“I wouldn’t tell other patients not to try it,” said Mr. Foglia, a retired police officer, “but I can say hypnosis did not impact my psoriasis at all.”
Richard D. Granstein, chairman of dermatology at Weill Medical College, questioned whether stress-relieving treatments could get rid of anyone’s pimples. “We can’t be absolutely certain until we can prove that these therapies directly alter a patient’s skin,” Dr. Granstein said. “It can’t hurt your pimples to take up yoga or tai chi, as long as you’re still using your acne creams.”
Seeking Relief? Just Inhale
BEAUTY products designed to heal the skin by calming the mind represent a small but growing trend. “The best of the new antistress products marry aromatherapy, which works on your emotions through smell, with high-tech skin care,” said Jenny B. Fine, editor of the cosmetics trade magazine WWD Beauty Biz. To test the products’ claims, Diane Madfes, a New York dermatologist, examined the ingredient lists on a sampling of mind-body beauty items.
Origins Peace of Mind Cease and De-stress Diffuser, $12.50, www.origins.com.
One whiff of the peppermint and eucalyptus in this pocket-size aromatic tube is supposed to relax you in an instant. Some scientific evidence does back up the assumption that peppermint has a calming effect, Dr. Madfes said. “I think taking a deep breath of this makes you stop for a moment, slow down and de-stress,” she said.

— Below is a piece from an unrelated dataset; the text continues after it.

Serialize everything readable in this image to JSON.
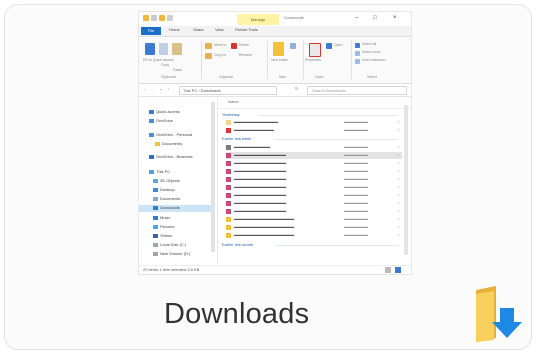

Cellcosmet Anti-Stress Cream Mask, $85, www.zitomer.com.
This moisturizing mask with plant extracts promises to detoxify and soften skin. “Just the act of applying a face mask should relax you,” she said. “The orange flower and rosewater in this mask should be calming and nonirritating, while the clay would exfoliate dry skin for a fresher appearance.”
Estee Lauder Stress Relief Eye Mask, $29.50, www.esteelauder.com.
“The aloe and cucumber in these eye pads are great natural anti-inflammatories that will calm skin, and the retinol should help restore collagen production,” Dr. Madfes said. “The hydrating effect will make the skin look better, and just by putting pads on your face, you’ll be shutting your eyes and getting a few minutes of relaxation.”
Molton Brown Seamoss Stress Relieving Hydrosoak, $29, www.moltonbrown.co.uk.
“Anybody who makes time to have a bath is going to get stress relief,” Dr. Madfes said. “The seaweed extracts are both anti-inflammatory and good hydrators, while the Dead Sea salt is a great exfoliator.”
skyn ICELAND Anti-Stress Oral Spray With Angelica Archangelica, $25, www.skyniceland.com.
“If you stop, take a deep breath and spray this in your mouth, it’s very cooling and calming,” Dr. Madfes said. Green tea, an antioxidant, may help reduce damage from sun, stress and pollution.